Nike Partners with Nordstrom To Create 90s-Inspired “No Cover” Collection
As millennials continue to face the harsh realities of crippling student debt, fruitless dating apps, and an impending environmental crisis, nostalgia for simpler times seems more powerful than ever before. While you may not actually be able to turn back the clock, pour yourself a big bowl of Fruit Loops, and sit down for Sunday morning cartoons, you are able to buy some 90s-inspired Nikes — and that at least helps a little, right?
Olivia Kim, Nordstrom’s VP of Creative Projects, has partnered with Nike to create the latest Nordstrom-Nike collaboration: No Cover. The collection is inspired by the streetwear and high energy of New York City during the 1990s. The companies explain that their collaboration “taps into the attitude of 90s underground NYC, where self-celebration means openly being yourself.”
Naturally, this means the collection features a lot of bold colors, fashion-forward silhouettes, and exciting styles. Since Nike is first and foremost a footwear company, we’ll start by talking sneakers. Kim has reimagined five of Nike’s most popular designs for the collection — Air Force 1, Air Max 98, Air Footscape, Air Mowabb, and Air Jordan IV — each one of them drastically different from the rest.
The Air Force 1 design features fresh colors and patterns. The sneaker itself is royal blue corduroy adorned with a yellow snakeskin swoosh. If that’s not electrifying enough for you, you’ll be happy to hear that it also boasts a glow-in-the-dark sole. Kim’s Air Max 98 goes a completely different route, offering a gradient of red, green, and yellow. Its details are inspired by the Air Max 120, originally released in 1998. In her redesign of the Air Footscape, Kim references the punk attitude of the East Village with an energetic zebra pattern and a touch of pink.
The Air Mowabb’s design plays on its original function: to transition from running to hiking. With a mix of colors, textures, and patterns, this sneaker dares to be worn any way anywhere. Lastly, the Jordan IV, inspired by an earlier version nicknamed “Black Cat,” keeps color and details simple but expresses creativity via its fashion-forward materials.
In addition to the redesigns of these classic sneakers, the collection also features 16 other pieces. There is truly an impressive variety here, with everything from wrist sweatbands to a puffer coat and fanny pack. In a clever act of self love, Kim’s also included a graphic tee decorated with one of her own sneaker designs, the Air Max 98. The clothing includes a mix of contrasting colors, including lime green, royal blue, stark black, and cherry red. And whether you’re looking to work out in an attention-grabbing sports bra or throw on a Betty Boop hat for lunch with a friend, you’re sure to find something here you like.

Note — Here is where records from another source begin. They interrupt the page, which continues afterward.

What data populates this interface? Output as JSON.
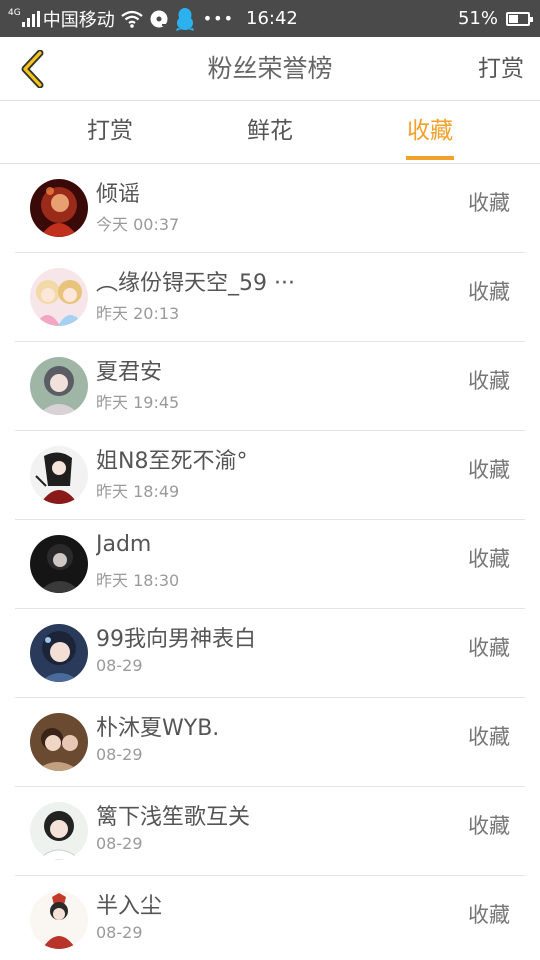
{
  "status_bar": {
    "network": "4G",
    "carrier": "中国移动",
    "time": "16:42",
    "battery_percent": "51%",
    "battery_level": 0.51,
    "icons": [
      "signal-icon",
      "wifi-icon",
      "music-disc-icon",
      "qq-penguin-icon",
      "more-dots-icon",
      "battery-icon"
    ]
  },
  "header": {
    "title": "粉丝荣誉榜",
    "right_action": "打赏"
  },
  "tabs": [
    {
      "label": "打赏",
      "active": false
    },
    {
      "label": "鲜花",
      "active": false
    },
    {
      "label": "收藏",
      "active": true
    }
  ],
  "accent_color": "#f2a12c",
  "fans": [
    {
      "name": "倾谣",
      "time": "今天 00:37",
      "action": "收藏"
    },
    {
      "name": "︵缘份锝天空_59 ···",
      "time": "昨天 20:13",
      "action": "收藏"
    },
    {
      "name": "夏君安",
      "time": "昨天 19:45",
      "action": "收藏"
    },
    {
      "name": "姐N8至死不渝°",
      "time": "昨天 18:49",
      "action": "收藏"
    },
    {
      "name": "Jadm",
      "time": "昨天 18:30",
      "action": "收藏"
    },
    {
      "name": "99我向男神表白",
      "time": "08-29",
      "action": "收藏"
    },
    {
      "name": "朴沐夏WYB.",
      "time": "08-29",
      "action": "收藏"
    },
    {
      "name": "篱下浅笙歌互关",
      "time": "08-29",
      "action": "收藏"
    },
    {
      "name": "半入尘",
      "time": "08-29",
      "action": "收藏"
    }
  ]
}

Nike News provides insight on the intention of Kim’s work, explaining: “she loves New York streetwear from the 90s, a time when a majority of the fashion-forward styles and fresh colors were made for men and she could never find anything in her size.” For that reason, the collaboration stresses inclusivity. Just take the name for example. “No Cover” serves as a reference to the fee to enter a nightclub. Unlike those nightclubs, Kim strips away the exclusivity, allowing people any age and gender to express themselves through their stlye and taste.